Prospects and pitfalls of the proposed East African political federation
Regional integration is a concept that has received considerable interest from scholars particularly after the end of the Second World War. This attention has focused on regional integration as a process, as an outcome of the process and as a sub discipline of study within the larger academic area of International Relations. To adequately respond to the changing dynamics in the international political system, countries have increasingly sought to integrate economically and politically, either to acquire greater military/ security/ defence / capacity or to reap from the benefits of enlarged markets. In the process several regional integration arrangements have been founded with varying degrees of success. It is this phenomenon that this study investigated with specific reference to the political integration in the East African Community. This research project dedicated itself to investigating the prospects and pitfalls of the proposed East African Political Federation. It analyzed the development of federations in other parts of the world, examined the history and development of the East African Community and investigated the opportunities and challenges that faced the proposed political federation of East African states. The study further sought to establish the link between economic and political integration and to investigate the extent the East African Community has exploited the opportunities and addressed the challenges to the eventual attainment of the political federation. The study employed both primary and secondary data in its investigation. Primary data was gathered mainly through interviews while secondary data was gained from already published works that addressed the topic of concern. Consequently, content analysis was employed to analyze the information. From the said analysis several conclusions were drawn. The study concluded that economic integration influenced political integration through the Common Market that eased movements of people across national borders thus working towards erosion of national prejudices. Benefits of economic integration also influenced loyalties as more people favoured the larger polity that offered the benefits over their individual states that then began to seem inadequate and limiting. Lastly, economic integration would spill-over into political integration since a political bureaucracy would be needed to ensure coordination and direction of the economically integrated units. The study also found out that the East African Community had made significant strides towards ameliorating some of the challenges. The community has achieved considerable progress under the economic integration platform and laid some foundation for the political federation by addressing some of its pillars e.g. good governance, election observation and defence/ security coordination. On the other hand the study found out that the community still faces several hurdles to the political federation, mainly the lack of citizen awareness and participation and an emerging ideological rift pitting Kenya, Uganda and Rwanda on one side and Tanzania and Burundi on the other.

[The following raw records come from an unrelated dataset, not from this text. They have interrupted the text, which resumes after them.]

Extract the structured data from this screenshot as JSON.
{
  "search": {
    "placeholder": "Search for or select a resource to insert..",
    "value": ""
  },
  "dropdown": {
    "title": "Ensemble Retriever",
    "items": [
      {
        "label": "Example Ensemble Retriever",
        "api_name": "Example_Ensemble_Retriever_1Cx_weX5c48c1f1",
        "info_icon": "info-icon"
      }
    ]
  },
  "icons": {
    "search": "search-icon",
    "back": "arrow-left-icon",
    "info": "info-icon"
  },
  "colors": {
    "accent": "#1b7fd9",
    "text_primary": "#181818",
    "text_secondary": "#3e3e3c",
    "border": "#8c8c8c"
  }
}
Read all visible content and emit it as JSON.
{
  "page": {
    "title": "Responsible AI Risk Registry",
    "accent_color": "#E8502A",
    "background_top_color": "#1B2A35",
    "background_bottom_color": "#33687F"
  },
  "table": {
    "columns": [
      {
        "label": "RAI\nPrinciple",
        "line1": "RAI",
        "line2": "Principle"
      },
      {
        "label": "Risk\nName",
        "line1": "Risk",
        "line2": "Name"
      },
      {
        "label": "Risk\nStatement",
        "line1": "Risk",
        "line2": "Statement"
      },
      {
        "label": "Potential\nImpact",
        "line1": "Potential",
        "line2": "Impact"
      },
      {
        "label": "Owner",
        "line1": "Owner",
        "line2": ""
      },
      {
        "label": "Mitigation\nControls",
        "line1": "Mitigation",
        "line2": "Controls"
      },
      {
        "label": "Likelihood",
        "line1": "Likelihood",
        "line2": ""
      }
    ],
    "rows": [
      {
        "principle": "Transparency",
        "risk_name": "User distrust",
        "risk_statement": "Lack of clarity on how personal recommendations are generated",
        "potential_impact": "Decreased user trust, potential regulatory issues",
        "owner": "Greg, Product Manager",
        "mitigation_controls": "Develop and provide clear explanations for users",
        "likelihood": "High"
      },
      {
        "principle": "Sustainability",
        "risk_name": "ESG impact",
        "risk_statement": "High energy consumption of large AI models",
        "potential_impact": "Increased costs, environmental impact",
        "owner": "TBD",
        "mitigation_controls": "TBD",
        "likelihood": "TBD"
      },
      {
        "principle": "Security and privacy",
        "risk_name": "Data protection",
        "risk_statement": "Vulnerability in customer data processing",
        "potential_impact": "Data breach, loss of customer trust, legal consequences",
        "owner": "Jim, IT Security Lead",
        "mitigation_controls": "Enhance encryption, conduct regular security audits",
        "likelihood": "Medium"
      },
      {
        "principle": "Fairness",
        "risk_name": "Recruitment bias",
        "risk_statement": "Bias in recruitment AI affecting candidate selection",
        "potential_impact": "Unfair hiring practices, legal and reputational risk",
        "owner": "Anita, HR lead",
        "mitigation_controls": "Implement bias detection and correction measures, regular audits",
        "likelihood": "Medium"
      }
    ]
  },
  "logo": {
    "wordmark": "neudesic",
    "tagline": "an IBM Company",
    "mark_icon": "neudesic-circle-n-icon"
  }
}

These are challenges with far-reaching implications that must be addressed adequately if t he community is to achieve its goal of crafting a political federation.